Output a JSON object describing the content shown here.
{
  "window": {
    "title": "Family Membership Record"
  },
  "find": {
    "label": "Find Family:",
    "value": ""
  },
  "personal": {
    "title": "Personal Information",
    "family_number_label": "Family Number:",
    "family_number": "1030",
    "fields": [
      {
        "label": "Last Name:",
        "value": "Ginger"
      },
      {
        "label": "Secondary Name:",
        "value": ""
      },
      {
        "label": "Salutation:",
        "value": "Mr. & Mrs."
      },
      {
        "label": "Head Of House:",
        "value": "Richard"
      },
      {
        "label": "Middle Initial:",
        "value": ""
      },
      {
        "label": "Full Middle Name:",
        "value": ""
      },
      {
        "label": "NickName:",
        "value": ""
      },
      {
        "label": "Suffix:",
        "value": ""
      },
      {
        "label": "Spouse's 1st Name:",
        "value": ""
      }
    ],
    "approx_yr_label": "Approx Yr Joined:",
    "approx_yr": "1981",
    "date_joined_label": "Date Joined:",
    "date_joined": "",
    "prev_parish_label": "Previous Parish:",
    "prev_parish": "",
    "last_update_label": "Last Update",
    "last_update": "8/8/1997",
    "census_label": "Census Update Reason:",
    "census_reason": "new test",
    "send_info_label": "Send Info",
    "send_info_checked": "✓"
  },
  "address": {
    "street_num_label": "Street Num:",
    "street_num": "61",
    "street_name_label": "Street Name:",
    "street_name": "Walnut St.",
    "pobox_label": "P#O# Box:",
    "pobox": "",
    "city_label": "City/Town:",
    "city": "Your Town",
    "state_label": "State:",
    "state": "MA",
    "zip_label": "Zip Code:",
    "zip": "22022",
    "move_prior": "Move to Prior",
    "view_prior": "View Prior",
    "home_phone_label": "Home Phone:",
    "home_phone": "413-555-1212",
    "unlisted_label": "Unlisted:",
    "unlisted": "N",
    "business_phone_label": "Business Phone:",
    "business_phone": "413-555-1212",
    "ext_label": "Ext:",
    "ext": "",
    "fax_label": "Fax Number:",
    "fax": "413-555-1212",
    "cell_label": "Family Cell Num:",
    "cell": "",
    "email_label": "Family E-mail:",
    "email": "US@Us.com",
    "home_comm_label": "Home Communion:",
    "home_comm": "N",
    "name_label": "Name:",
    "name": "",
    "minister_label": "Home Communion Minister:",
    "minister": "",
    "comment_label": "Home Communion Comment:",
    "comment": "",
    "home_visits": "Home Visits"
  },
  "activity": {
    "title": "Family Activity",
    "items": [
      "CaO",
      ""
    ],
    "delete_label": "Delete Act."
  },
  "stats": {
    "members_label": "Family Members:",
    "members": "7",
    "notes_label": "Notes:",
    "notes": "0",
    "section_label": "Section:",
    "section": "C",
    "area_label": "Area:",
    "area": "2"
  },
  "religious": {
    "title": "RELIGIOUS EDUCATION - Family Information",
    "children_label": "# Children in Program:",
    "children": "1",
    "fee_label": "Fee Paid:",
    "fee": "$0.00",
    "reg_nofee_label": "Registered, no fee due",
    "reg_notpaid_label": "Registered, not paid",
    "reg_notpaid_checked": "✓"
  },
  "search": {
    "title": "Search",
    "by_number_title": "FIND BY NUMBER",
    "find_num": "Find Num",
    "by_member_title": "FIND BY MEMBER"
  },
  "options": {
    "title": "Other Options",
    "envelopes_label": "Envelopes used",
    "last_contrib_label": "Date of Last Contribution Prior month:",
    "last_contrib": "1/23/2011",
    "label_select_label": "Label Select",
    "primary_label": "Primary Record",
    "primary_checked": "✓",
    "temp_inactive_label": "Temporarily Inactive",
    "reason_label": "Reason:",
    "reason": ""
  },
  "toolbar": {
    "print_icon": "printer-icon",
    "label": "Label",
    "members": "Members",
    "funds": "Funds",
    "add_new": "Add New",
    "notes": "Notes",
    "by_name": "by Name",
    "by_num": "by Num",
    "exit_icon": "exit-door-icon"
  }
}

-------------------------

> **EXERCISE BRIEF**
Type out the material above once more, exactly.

> **SOLUTION BELOW**
Output a JSON object describing the content shown here.
{
  "window": {
    "title": "Family Membership Record"
  },
  "find": {
    "label": "Find Family:",
    "value": ""
  },
  "personal": {
    "title": "Personal Information",
    "family_number_label": "Family Number:",
    "family_number": "1030",
    "fields": [
      {
        "label": "Last Name:",
        "value": "Ginger"
      },
      {
        "label": "Secondary Name:",
        "value": ""
      },
      {
        "label": "Salutation:",
        "value": "Mr. & Mrs."
      },
      {
        "label": "Head Of House:",
        "value": "Richard"
      },
      {
        "label": "Middle Initial:",
        "value": ""
      },
      {
        "label": "Full Middle Name:",
        "value": ""
      },
      {
        "label": "NickName:",
        "value": ""
      },
      {
        "label": "Suffix:",
        "value": ""
      },
      {
        "label": "Spouse's 1st Name:",
        "value": ""
      }
    ],
    "approx_yr_label": "Approx Yr Joined:",
    "approx_yr": "1981",
    "date_joined_label": "Date Joined:",
    "date_joined": "",
    "prev_parish_label": "Previous Parish:",
    "prev_parish": "",
    "last_update_label": "Last Update",
    "last_update": "8/8/1997",
    "census_label": "Census Update Reason:",
    "census_reason": "new test",
    "send_info_label": "Send Info",
    "send_info_checked": "✓"
  },
  "address": {
    "street_num_label": "Street Num:",
    "street_num": "61",
    "street_name_label": "Street Name:",
    "street_name": "Walnut St.",
    "pobox_label": "P#O# Box:",
    "pobox": "",
    "city_label": "City/Town:",
    "city": "Your Town",
    "state_label": "State:",
    "state": "MA",
    "zip_label": "Zip Code:",
    "zip": "22022",
    "move_prior": "Move to Prior",
    "view_prior": "View Prior",
    "home_phone_label": "Home Phone:",
    "home_phone": "413-555-1212",
    "unlisted_label": "Unlisted:",
    "unlisted": "N",
    "business_phone_label": "Business Phone:",
    "business_phone": "413-555-1212",
    "ext_label": "Ext:",
    "ext": "",
    "fax_label": "Fax Number:",
    "fax": "413-555-1212",
    "cell_label": "Family Cell Num:",
    "cell": "",
    "email_label": "Family E-mail:",
    "email": "US@Us.com",
    "home_comm_label": "Home Communion:",
    "home_comm": "N",
    "name_label": "Name:",
    "name": "",
    "minister_label": "Home Communion Minister:",
    "minister": "",
    "comment_label": "Home Communion Comment:",
    "comment": "",
    "home_visits": "Home Visits"
  },
  "activity": {
    "title": "Family Activity",
    "items": [
      "CaO",
      ""
    ],
    "delete_label": "Delete Act."
  },
  "stats": {
    "members_label": "Family Members:",
    "members": "7",
    "notes_label": "Notes:",
    "notes": "0",
    "section_label": "Section:",
    "section": "C",
    "area_label": "Area:",
    "area": "2"
  },
  "religious": {
    "title": "RELIGIOUS EDUCATION - Family Information",
    "children_label": "# Children in Program:",
    "children": "1",
    "fee_label": "Fee Paid:",
    "fee": "$0.00",
    "reg_nofee_label": "Registered, no fee due",
    "reg_notpaid_label": "Registered, not paid",
    "reg_notpaid_checked": "✓"
  },
  "search": {
    "title": "Search",
    "by_number_title": "FIND BY NUMBER",
    "find_num": "Find Num",
    "by_member_title": "FIND BY MEMBER"
  },
  "options": {
    "title": "Other Options",
    "envelopes_label": "Envelopes used",
    "last_contrib_label": "Date of Last Contribution Prior month:",
    "last_contrib": "1/23/2011",
    "label_select_label": "Label Select",
    "primary_label": "Primary Record",
    "primary_checked": "✓",
    "temp_inactive_label": "Temporarily Inactive",
    "reason_label": "Reason:",
    "reason": ""
  },
  "toolbar": {
    "print_icon": "printer-icon",
    "label": "Label",
    "members": "Members",
    "funds": "Funds",
    "add_new": "Add New",
    "notes": "Notes",
    "by_name": "by Name",
    "by_num": "by Num",
    "exit_icon": "exit-door-icon"
  }
}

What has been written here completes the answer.